Air quality mobile application
Our team at the UCLA Institute of the Environment and Sustainability and UCLA Health invites you to join our Air Quality Research study. AirForU enables you to gain a better understanding of your local air quality conditions and understand how air quality affects your health. Through this study you can be a part of innovative...
Assessing Air Quality (PM2.5) and Environmental Health Effects of Cleaning Products at UCLA Recreation Facilities
Our team’s mission is to promote a healthy environment for UCLA students who utilize the John Wooden and Bruin Fitness Recreation Centers on campus. By assessing particulate matter in select locations within each facility and comparing these measurements with outdoor air quality data, we aimed to ensure that students were exercising in a clean, healthy...

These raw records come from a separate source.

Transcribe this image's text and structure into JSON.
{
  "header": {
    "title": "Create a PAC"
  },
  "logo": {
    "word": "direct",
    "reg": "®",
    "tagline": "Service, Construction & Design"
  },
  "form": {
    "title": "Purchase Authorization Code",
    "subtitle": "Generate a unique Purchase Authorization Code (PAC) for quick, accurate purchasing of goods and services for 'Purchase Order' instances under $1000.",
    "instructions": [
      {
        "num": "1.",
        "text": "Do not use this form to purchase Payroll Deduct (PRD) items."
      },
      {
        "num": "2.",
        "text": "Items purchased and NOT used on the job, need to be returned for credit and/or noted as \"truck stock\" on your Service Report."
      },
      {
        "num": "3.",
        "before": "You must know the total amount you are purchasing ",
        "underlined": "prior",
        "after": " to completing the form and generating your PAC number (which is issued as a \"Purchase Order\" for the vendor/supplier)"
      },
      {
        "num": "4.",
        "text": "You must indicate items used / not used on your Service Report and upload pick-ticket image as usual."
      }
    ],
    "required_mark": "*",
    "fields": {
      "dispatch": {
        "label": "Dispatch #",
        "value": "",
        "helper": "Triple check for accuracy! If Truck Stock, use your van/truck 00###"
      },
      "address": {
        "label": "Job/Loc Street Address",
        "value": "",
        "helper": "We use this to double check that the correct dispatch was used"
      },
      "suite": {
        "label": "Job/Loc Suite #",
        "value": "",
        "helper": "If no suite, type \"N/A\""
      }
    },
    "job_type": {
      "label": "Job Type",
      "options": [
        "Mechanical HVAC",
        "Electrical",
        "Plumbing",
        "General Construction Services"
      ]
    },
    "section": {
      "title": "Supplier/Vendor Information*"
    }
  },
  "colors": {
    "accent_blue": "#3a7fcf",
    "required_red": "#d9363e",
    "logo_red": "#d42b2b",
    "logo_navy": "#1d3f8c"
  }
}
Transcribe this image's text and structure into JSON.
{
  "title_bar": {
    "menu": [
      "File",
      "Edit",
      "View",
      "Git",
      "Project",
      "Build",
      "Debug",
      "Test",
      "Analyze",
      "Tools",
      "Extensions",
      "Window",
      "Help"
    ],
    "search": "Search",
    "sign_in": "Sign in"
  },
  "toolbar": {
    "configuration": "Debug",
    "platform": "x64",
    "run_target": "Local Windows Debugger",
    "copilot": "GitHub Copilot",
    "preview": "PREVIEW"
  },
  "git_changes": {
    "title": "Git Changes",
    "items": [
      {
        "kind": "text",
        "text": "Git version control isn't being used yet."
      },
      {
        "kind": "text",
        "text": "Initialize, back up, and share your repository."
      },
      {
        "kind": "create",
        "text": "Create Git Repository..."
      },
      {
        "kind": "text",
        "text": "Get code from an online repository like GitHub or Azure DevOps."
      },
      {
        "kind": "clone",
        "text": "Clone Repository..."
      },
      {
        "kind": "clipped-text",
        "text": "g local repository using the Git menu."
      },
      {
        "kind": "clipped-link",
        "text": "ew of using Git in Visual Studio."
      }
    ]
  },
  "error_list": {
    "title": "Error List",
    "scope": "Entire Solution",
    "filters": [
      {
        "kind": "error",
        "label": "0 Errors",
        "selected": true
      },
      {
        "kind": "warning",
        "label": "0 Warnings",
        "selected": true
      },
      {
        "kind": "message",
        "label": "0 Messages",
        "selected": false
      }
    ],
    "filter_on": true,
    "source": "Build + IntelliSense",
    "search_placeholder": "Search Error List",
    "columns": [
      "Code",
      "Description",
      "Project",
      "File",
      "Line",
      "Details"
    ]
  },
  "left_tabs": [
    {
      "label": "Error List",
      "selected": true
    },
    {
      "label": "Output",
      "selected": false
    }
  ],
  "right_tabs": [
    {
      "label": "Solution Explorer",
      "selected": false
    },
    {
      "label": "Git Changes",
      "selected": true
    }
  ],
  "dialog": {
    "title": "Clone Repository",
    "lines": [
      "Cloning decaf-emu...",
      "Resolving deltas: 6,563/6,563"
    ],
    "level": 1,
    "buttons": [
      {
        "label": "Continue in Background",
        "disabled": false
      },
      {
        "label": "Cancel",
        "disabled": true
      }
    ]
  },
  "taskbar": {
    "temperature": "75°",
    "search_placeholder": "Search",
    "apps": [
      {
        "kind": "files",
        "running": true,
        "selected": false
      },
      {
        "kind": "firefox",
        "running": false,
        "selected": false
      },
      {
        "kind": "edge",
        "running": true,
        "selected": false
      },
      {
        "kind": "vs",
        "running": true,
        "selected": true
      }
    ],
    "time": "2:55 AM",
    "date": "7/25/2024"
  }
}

Indoor Air Quality
The 2016 Recreation Team tested the indoor air quality in various rooms across UCLA Recreation’s John Wooden Center. The team specifically focused Yates Gym, which was been equipped with an air purification system, to other rooms that are only affected by air handlers. Another project component involved testing the overnight vampire load (standby power) of...
In the News
To protect people’s lungs, move bus stops away from intersections, study says
89.3 KPCC discussed a UCLA study authored by IoES faculty member Suzanne Paulson and affiliated faculty J.R. DeShazo that found moving bus stops further from vehicle stops and accelerations at intersections can help decrease the amount of inhaled pollution (unregulated by the EPA) almost by half.
Air Pollution Kills Millions Each Year. Here’s How Cities Can Fight It.
Los Angeles is the poster child for a city that has worked hard to dramatically reduce its air pollution levels. Over the past 50 years, most pollution levels are down more than 75 percent compared to their highs, and that’s despite massive population and economic growth, according to Paulson. 'No other city comes close,' she said. Los Angeles saw tremendous economic development over the past century. But as more people moved in, the city’s blanket of smog grew thicker and thicker. The main culprits were, and still are, vehicle emissions, fumes from industrial plants and the city’s proximity to two of the country’s largest ports.
Special Pollution Study Proposed for Santa Monica Airport
Suzanne Paulson, Santa Monica Airport Commissioner and UCLA professor, is asking for permission from the City of Santa Monica to conduct a study on the change in pollution levels before and after the Santa Monica Airport closes temporarily. Read more about why how this study could benefit the residents in this Santa Monica Lookout article.